Utah family honoring Native roots with coat drive to help remote community
Jan 30, 2024, 11:20 PM | Updated: Jan 31, 2024, 8:19 am
SALT LAKE CITY — A Utah family is honoring their Native American roots with a coat drive. They’re collecting donations for the Navajo Nation in New Mexico.
This is the Tourangeau family’s second annual coat drive. The American Fork family is using their garage to accept and sort through clothing and household goods.
On Feb. 16, they’re heading to the rural community of Two Grey Hills where the closest convenience store is an hour away. That’s where they’ll distribute the items to families in need, with a special focus on providing for elderly residents.
Jennifer Tourangeau grew up in Two Grey Hills, some of her family members still live on the reservation.
“I have a sister that lives in Two Grey Hills and she shares with us that the elderly a lot of them are homebound and some of them are widowed and so they are home alone,” Tourangeau said. “And there is a need for warm coats, blankets, food.

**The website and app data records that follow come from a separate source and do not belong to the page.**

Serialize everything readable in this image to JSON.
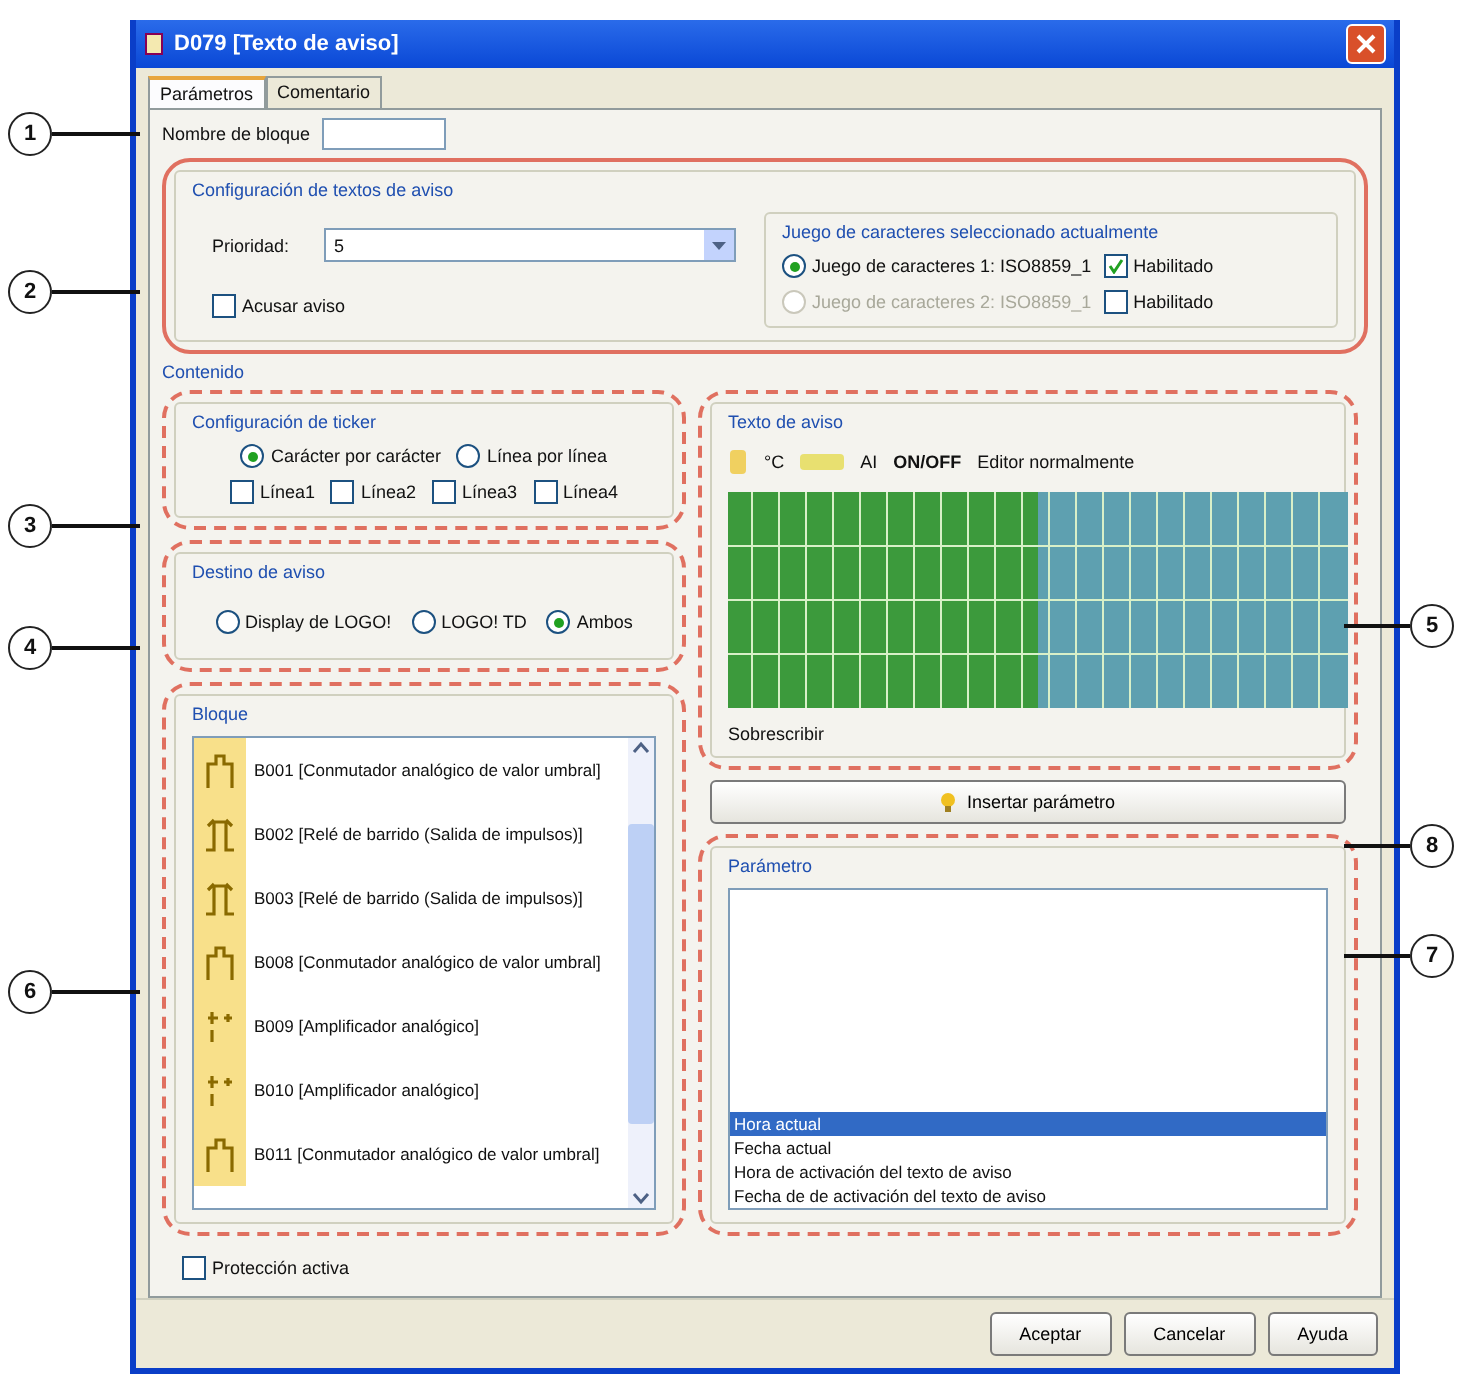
{
  "window": {
    "title": "D079 [Texto de aviso]"
  },
  "tabs": [
    {
      "label": "Parámetros",
      "selected": true
    },
    {
      "label": "Comentario",
      "selected": false
    }
  ],
  "block_name": {
    "label": "Nombre de bloque"
  },
  "message_config": {
    "title": "Configuración de textos de aviso",
    "priority_label": "Prioridad:",
    "priority_value": "5",
    "acknowledge": {
      "label": "Acusar aviso",
      "checked": false
    },
    "charset_group": {
      "title": "Juego de caracteres seleccionado actualmente",
      "options": [
        {
          "label": "Juego de caracteres 1: ISO8859_1",
          "selected": true,
          "disabled": false,
          "enabled_label": "Habilitado",
          "checked": true
        },
        {
          "label": "Juego de caracteres 2: ISO8859_1",
          "selected": false,
          "disabled": true,
          "enabled_label": "Habilitado",
          "checked": false
        }
      ]
    }
  },
  "content_label": "Contenido",
  "ticker": {
    "title": "Configuración de ticker",
    "modes": [
      {
        "label": "Carácter por carácter",
        "selected": true
      },
      {
        "label": "Línea por línea",
        "selected": false
      }
    ],
    "lines": [
      {
        "label": "Línea1",
        "checked": false
      },
      {
        "label": "Línea2",
        "checked": false
      },
      {
        "label": "Línea3",
        "checked": false
      },
      {
        "label": "Línea4",
        "checked": false
      }
    ]
  },
  "destination": {
    "title": "Destino de aviso",
    "options": [
      {
        "label": "Display de LOGO!",
        "selected": false
      },
      {
        "label": "LOGO! TD",
        "selected": false
      },
      {
        "label": "Ambos",
        "selected": true
      }
    ]
  },
  "blocks": {
    "title": "Bloque",
    "items": [
      {
        "kind": "threshold",
        "label": "B001 [Conmutador analógico de valor umbral]"
      },
      {
        "kind": "pulse",
        "label": "B002 [Relé de barrido (Salida de impulsos)]"
      },
      {
        "kind": "pulse",
        "label": "B003 [Relé de barrido (Salida de impulsos)]"
      },
      {
        "kind": "threshold",
        "label": "B008 [Conmutador analógico de valor umbral]"
      },
      {
        "kind": "amplifier",
        "label": "B009 [Amplificador analógico]"
      },
      {
        "kind": "amplifier",
        "label": "B010 [Amplificador analógico]"
      },
      {
        "kind": "threshold",
        "label": "B011 [Conmutador analógico de valor umbral]"
      }
    ]
  },
  "message_text": {
    "title": "Texto de aviso",
    "toolbar": [
      "°C",
      "AI",
      "ON/OFF",
      "Editor normalmente"
    ],
    "footer": "Sobrescribir"
  },
  "insert_button": "Insertar parámetro",
  "parameter": {
    "title": "Parámetro",
    "items": [
      {
        "label": "Hora actual",
        "selected": true
      },
      {
        "label": "Fecha actual",
        "selected": false
      },
      {
        "label": "Hora de activación del texto de aviso",
        "selected": false
      },
      {
        "label": "Fecha de de activación del texto de aviso",
        "selected": false
      }
    ]
  },
  "protection": {
    "label": "Protección activa",
    "checked": false
  },
  "buttons": [
    "Aceptar",
    "Cancelar",
    "Ayuda"
  ],
  "callouts": [
    "1",
    "2",
    "3",
    "5",
    "4",
    "8",
    "7",
    "6"
  ]
}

Once a month, they try to get to the nearest convenience stores for essentials, so there is a great need.”
In early 2022, Jennifer’s daughters, Kim, Brittany and Rachel, decided they wanted to do something for the community members of Shiprock, New Mexico. In February, they drove down with a cargo van full of clothing and essentials. When 100 families turned out, they knew they were onto something.
“There was a grandma who walked 2 miles to get stuff for our coat drive,” Kim Tourangeau said.
This year, the Tourangeaus will be delivering donations to Two Grey Hills, which sits between Shiprock and Gallup, on Feb. 16.
The Tourangeaus say they have plenty of women’s clothing but they’re still in need of men’s clothing and essentials like paper towels and toilet paper as well as non-perishable food.
You can find more information on their GoFundMe* account.
This is also a way for Jennifer Tourangeau to pass down the traditions of her ancestors.
“The elderly mean a lot to me, they’ve impacted my life so much,” Jennifer Tourangeau said. “They just have so much knowledge to share and with today’s fast pace of life we forget to sit down and listen to their stories.”
Jeniffer Tourangeau’s father served in WWII as a Navajo code talker and her mother wove beautiful rugs that she traded for essentials like flour to feed her family. In later years, when she traveled to larger cities like Phoenix and Salt Lake City, Jennifer Tourangeau remembers her mother would always go home with groceries and supplies for families in Two Grey Hills.
“She set an example for me and I want to do the same for my girls and my nieces,” Tourangeau said.
One of the most rewarding aspects for Jennifer Tourangeau and her daughters has been the outpouring of community support.
“It’s just really neat to see people that are willing to be of service and to give — and their reactions and their excitement,” Jennifer Tourangeau said.
*KSL TV does not assure that the money deposited to the account will be applied for the benefit of the persons named as beneficiaries. If you are considering a deposit to the account, you should consult your own advisors and otherwise proceed at your own risk.